Excerpts from an interface dataset —
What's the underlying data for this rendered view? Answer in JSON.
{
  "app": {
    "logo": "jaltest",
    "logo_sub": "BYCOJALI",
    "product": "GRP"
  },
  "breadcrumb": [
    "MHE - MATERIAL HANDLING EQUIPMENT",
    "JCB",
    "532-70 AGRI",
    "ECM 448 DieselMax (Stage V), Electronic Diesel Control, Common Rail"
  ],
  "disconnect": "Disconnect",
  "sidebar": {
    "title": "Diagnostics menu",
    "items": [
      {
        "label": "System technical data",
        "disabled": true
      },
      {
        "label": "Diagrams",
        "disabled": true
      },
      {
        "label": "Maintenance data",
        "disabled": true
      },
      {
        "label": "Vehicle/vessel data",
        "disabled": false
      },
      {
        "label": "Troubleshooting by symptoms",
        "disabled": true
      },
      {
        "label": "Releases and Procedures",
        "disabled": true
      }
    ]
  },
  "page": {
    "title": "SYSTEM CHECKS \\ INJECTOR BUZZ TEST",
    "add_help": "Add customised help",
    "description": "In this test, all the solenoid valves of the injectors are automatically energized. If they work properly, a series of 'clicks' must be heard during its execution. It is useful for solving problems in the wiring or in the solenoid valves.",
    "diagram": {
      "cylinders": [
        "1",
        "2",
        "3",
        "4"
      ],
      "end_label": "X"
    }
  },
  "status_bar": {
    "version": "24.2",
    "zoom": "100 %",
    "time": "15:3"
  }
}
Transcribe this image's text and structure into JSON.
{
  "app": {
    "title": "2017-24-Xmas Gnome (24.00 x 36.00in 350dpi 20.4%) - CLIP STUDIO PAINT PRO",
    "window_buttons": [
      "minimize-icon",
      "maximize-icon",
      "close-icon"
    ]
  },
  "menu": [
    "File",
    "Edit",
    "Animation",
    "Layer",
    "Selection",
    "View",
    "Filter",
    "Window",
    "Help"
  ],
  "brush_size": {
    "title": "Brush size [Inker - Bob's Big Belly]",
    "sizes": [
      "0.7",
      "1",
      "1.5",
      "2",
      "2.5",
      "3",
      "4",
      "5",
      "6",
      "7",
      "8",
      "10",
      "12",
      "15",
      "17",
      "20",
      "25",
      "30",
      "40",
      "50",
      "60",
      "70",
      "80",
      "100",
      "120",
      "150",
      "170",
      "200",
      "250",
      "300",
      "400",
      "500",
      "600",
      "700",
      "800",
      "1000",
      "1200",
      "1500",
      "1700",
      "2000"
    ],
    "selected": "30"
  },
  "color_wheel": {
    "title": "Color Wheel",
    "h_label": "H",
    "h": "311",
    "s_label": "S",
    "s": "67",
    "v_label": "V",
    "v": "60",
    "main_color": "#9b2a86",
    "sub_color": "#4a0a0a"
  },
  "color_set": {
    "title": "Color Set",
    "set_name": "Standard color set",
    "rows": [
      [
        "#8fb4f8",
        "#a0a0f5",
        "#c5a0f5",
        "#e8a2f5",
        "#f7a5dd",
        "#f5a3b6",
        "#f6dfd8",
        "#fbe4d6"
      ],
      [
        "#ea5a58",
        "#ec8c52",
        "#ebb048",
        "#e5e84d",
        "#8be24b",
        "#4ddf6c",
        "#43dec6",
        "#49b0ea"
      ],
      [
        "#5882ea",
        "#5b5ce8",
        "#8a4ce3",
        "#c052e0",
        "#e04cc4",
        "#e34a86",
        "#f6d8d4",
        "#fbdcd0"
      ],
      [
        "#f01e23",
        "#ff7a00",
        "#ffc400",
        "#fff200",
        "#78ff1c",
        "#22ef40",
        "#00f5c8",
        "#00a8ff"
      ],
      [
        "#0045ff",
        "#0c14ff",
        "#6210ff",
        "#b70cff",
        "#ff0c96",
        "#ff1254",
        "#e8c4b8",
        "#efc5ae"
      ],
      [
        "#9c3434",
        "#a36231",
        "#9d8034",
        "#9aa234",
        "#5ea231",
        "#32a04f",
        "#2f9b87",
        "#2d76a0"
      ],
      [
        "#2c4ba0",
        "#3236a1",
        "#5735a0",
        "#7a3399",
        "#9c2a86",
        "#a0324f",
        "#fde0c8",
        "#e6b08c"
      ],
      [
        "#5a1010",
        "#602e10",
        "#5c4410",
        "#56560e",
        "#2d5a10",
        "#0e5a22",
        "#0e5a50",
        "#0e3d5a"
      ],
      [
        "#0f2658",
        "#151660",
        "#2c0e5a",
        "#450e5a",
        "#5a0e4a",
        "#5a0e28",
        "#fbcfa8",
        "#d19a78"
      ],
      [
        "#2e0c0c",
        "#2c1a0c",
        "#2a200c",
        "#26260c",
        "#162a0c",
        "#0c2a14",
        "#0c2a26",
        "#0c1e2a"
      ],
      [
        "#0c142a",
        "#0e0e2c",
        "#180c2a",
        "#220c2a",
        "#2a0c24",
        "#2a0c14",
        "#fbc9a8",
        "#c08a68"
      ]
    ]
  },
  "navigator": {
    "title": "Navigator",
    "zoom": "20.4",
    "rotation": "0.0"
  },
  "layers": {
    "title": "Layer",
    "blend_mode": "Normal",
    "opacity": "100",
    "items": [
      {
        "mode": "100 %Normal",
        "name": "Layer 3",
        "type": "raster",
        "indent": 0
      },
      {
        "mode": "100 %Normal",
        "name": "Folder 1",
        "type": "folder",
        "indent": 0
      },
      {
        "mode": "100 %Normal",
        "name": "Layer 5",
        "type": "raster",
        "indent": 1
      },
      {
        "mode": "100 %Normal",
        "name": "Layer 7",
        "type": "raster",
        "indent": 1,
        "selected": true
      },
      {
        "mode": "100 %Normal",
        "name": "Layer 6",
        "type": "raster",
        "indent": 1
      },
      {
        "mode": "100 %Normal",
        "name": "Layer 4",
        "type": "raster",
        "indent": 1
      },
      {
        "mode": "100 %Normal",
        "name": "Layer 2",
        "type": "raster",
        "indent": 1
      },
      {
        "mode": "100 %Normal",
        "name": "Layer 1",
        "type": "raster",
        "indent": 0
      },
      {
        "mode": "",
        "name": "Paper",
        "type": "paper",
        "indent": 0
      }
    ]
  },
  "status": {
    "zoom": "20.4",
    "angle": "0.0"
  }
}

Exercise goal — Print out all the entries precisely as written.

Task answer —
What's the underlying data for this rendered view? Answer in JSON.
{
  "app": {
    "logo": "jaltest",
    "logo_sub": "BYCOJALI",
    "product": "GRP"
  },
  "breadcrumb": [
    "MHE - MATERIAL HANDLING EQUIPMENT",
    "JCB",
    "532-70 AGRI",
    "ECM 448 DieselMax (Stage V), Electronic Diesel Control, Common Rail"
  ],
  "disconnect": "Disconnect",
  "sidebar": {
    "title": "Diagnostics menu",
    "items": [
      {
        "label": "System technical data",
        "disabled": true
      },
      {
        "label": "Diagrams",
        "disabled": true
      },
      {
        "label": "Maintenance data",
        "disabled": true
      },
      {
        "label": "Vehicle/vessel data",
        "disabled": false
      },
      {
        "label": "Troubleshooting by symptoms",
        "disabled": true
      },
      {
        "label": "Releases and Procedures",
        "disabled": true
      }
    ]
  },
  "page": {
    "title": "SYSTEM CHECKS \\ INJECTOR BUZZ TEST",
    "add_help": "Add customised help",
    "description": "In this test, all the solenoid valves of the injectors are automatically energized. If they work properly, a series of 'clicks' must be heard during its execution. It is useful for solving problems in the wiring or in the solenoid valves.",
    "diagram": {
      "cylinders": [
        "1",
        "2",
        "3",
        "4"
      ],
      "end_label": "X"
    }
  },
  "status_bar": {
    "version": "24.2",
    "zoom": "100 %",
    "time": "15:3"
  }
}
Transcribe this image's text and structure into JSON.
{
  "app": {
    "title": "2017-24-Xmas Gnome (24.00 x 36.00in 350dpi 20.4%) - CLIP STUDIO PAINT PRO",
    "window_buttons": [
      "minimize-icon",
      "maximize-icon",
      "close-icon"
    ]
  },
  "menu": [
    "File",
    "Edit",
    "Animation",
    "Layer",
    "Selection",
    "View",
    "Filter",
    "Window",
    "Help"
  ],
  "brush_size": {
    "title": "Brush size [Inker - Bob's Big Belly]",
    "sizes": [
      "0.7",
      "1",
      "1.5",
      "2",
      "2.5",
      "3",
      "4",
      "5",
      "6",
      "7",
      "8",
      "10",
      "12",
      "15",
      "17",
      "20",
      "25",
      "30",
      "40",
      "50",
      "60",
      "70",
      "80",
      "100",
      "120",
      "150",
      "170",
      "200",
      "250",
      "300",
      "400",
      "500",
      "600",
      "700",
      "800",
      "1000",
      "1200",
      "1500",
      "1700",
      "2000"
    ],
    "selected": "30"
  },
  "color_wheel": {
    "title": "Color Wheel",
    "h_label": "H",
    "h": "311",
    "s_label": "S",
    "s": "67",
    "v_label": "V",
    "v": "60",
    "main_color": "#9b2a86",
    "sub_color": "#4a0a0a"
  },
  "color_set": {
    "title": "Color Set",
    "set_name": "Standard color set",
    "rows": [
      [
        "#8fb4f8",
        "#a0a0f5",
        "#c5a0f5",
        "#e8a2f5",
        "#f7a5dd",
        "#f5a3b6",
        "#f6dfd8",
        "#fbe4d6"
      ],
      [
        "#ea5a58",
        "#ec8c52",
        "#ebb048",
        "#e5e84d",
        "#8be24b",
        "#4ddf6c",
        "#43dec6",
        "#49b0ea"
      ],
      [
        "#5882ea",
        "#5b5ce8",
        "#8a4ce3",
        "#c052e0",
        "#e04cc4",
        "#e34a86",
        "#f6d8d4",
        "#fbdcd0"
      ],
      [
        "#f01e23",
        "#ff7a00",
        "#ffc400",
        "#fff200",
        "#78ff1c",
        "#22ef40",
        "#00f5c8",
        "#00a8ff"
      ],
      [
        "#0045ff",
        "#0c14ff",
        "#6210ff",
        "#b70cff",
        "#ff0c96",
        "#ff1254",
        "#e8c4b8",
        "#efc5ae"
      ],
      [
        "#9c3434",
        "#a36231",
        "#9d8034",
        "#9aa234",
        "#5ea231",
        "#32a04f",
        "#2f9b87",
        "#2d76a0"
      ],
      [
        "#2c4ba0",
        "#3236a1",
        "#5735a0",
        "#7a3399",
        "#9c2a86",
        "#a0324f",
        "#fde0c8",
        "#e6b08c"
      ],
      [
        "#5a1010",
        "#602e10",
        "#5c4410",
        "#56560e",
        "#2d5a10",
        "#0e5a22",
        "#0e5a50",
        "#0e3d5a"
      ],
      [
        "#0f2658",
        "#151660",
        "#2c0e5a",
        "#450e5a",
        "#5a0e4a",
        "#5a0e28",
        "#fbcfa8",
        "#d19a78"
      ],
      [
        "#2e0c0c",
        "#2c1a0c",
        "#2a200c",
        "#26260c",
        "#162a0c",
        "#0c2a14",
        "#0c2a26",
        "#0c1e2a"
      ],
      [
        "#0c142a",
        "#0e0e2c",
        "#180c2a",
        "#220c2a",
        "#2a0c24",
        "#2a0c14",
        "#fbc9a8",
        "#c08a68"
      ]
    ]
  },
  "navigator": {
    "title": "Navigator",
    "zoom": "20.4",
    "rotation": "0.0"
  },
  "layers": {
    "title": "Layer",
    "blend_mode": "Normal",
    "opacity": "100",
    "items": [
      {
        "mode": "100 %Normal",
        "name": "Layer 3",
        "type": "raster",
        "indent": 0
      },
      {
        "mode": "100 %Normal",
        "name": "Folder 1",
        "type": "folder",
        "indent": 0
      },
      {
        "mode": "100 %Normal",
        "name": "Layer 5",
        "type": "raster",
        "indent": 1
      },
      {
        "mode": "100 %Normal",
        "name": "Layer 7",
        "type": "raster",
        "indent": 1,
        "selected": true
      },
      {
        "mode": "100 %Normal",
        "name": "Layer 6",
        "type": "raster",
        "indent": 1
      },
      {
        "mode": "100 %Normal",
        "name": "Layer 4",
        "type": "raster",
        "indent": 1
      },
      {
        "mode": "100 %Normal",
        "name": "Layer 2",
        "type": "raster",
        "indent": 1
      },
      {
        "mode": "100 %Normal",
        "name": "Layer 1",
        "type": "raster",
        "indent": 0
      },
      {
        "mode": "",
        "name": "Paper",
        "type": "paper",
        "indent": 0
      }
    ]
  },
  "status": {
    "zoom": "20.4",
    "angle": "0.0"
  }
}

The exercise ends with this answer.